WHAT IS BEING ASKED >> Go through the lines below and copy any that hold the string "icon".

[AVAILABLE DATA Boundary: Start]

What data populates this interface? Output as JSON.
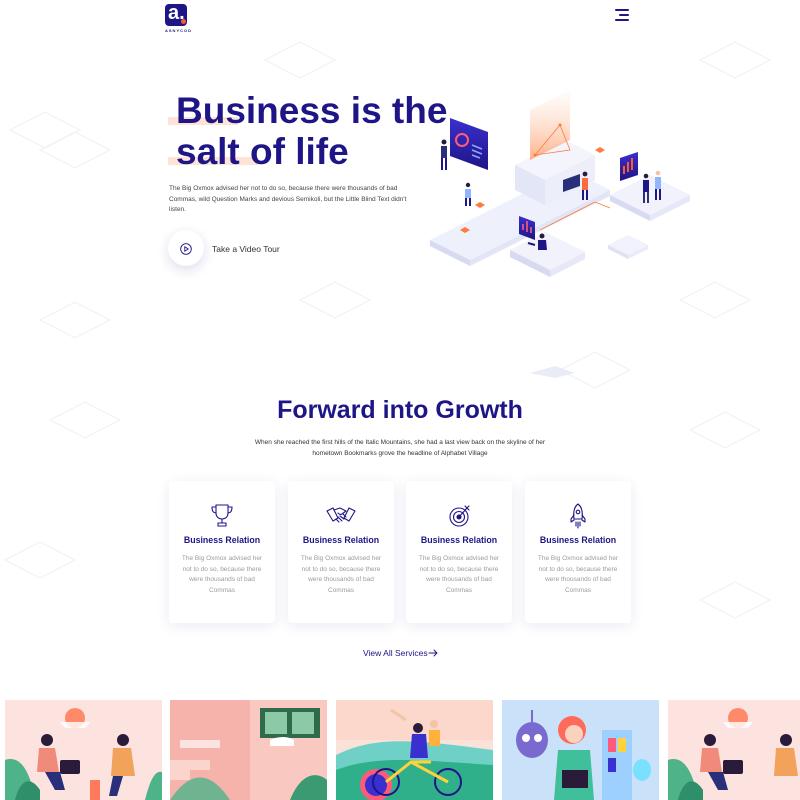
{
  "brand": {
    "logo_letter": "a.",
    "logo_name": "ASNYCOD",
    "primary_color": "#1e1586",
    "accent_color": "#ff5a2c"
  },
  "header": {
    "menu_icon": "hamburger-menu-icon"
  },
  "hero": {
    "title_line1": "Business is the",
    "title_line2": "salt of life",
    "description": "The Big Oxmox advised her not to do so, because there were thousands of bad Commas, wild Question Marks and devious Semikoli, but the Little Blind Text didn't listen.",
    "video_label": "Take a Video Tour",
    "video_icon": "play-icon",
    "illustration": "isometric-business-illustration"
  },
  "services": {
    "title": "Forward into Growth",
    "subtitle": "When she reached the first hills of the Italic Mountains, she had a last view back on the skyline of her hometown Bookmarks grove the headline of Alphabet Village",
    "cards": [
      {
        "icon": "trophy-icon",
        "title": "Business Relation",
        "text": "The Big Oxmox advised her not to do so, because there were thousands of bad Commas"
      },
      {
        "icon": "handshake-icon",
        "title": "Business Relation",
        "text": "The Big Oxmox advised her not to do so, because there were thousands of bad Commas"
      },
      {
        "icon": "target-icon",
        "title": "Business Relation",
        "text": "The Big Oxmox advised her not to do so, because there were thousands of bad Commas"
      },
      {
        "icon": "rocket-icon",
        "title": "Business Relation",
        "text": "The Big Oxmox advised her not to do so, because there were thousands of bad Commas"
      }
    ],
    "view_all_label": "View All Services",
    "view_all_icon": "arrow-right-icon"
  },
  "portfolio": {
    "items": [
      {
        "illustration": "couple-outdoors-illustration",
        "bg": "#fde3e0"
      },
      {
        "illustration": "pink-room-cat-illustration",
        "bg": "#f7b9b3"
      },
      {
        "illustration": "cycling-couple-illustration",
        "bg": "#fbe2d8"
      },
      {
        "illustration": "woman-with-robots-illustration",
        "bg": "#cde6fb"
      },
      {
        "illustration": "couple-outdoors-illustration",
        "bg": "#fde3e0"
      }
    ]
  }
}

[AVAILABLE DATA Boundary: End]

RESULT OF THIS TASK >>
    "menu_icon": "hamburger-menu-icon"
    "video_icon": "play-icon",
        "icon": "trophy-icon",
        "icon": "handshake-icon",
        "icon": "target-icon",
        "icon": "rocket-icon",
    "view_all_icon": "arrow-right-icon"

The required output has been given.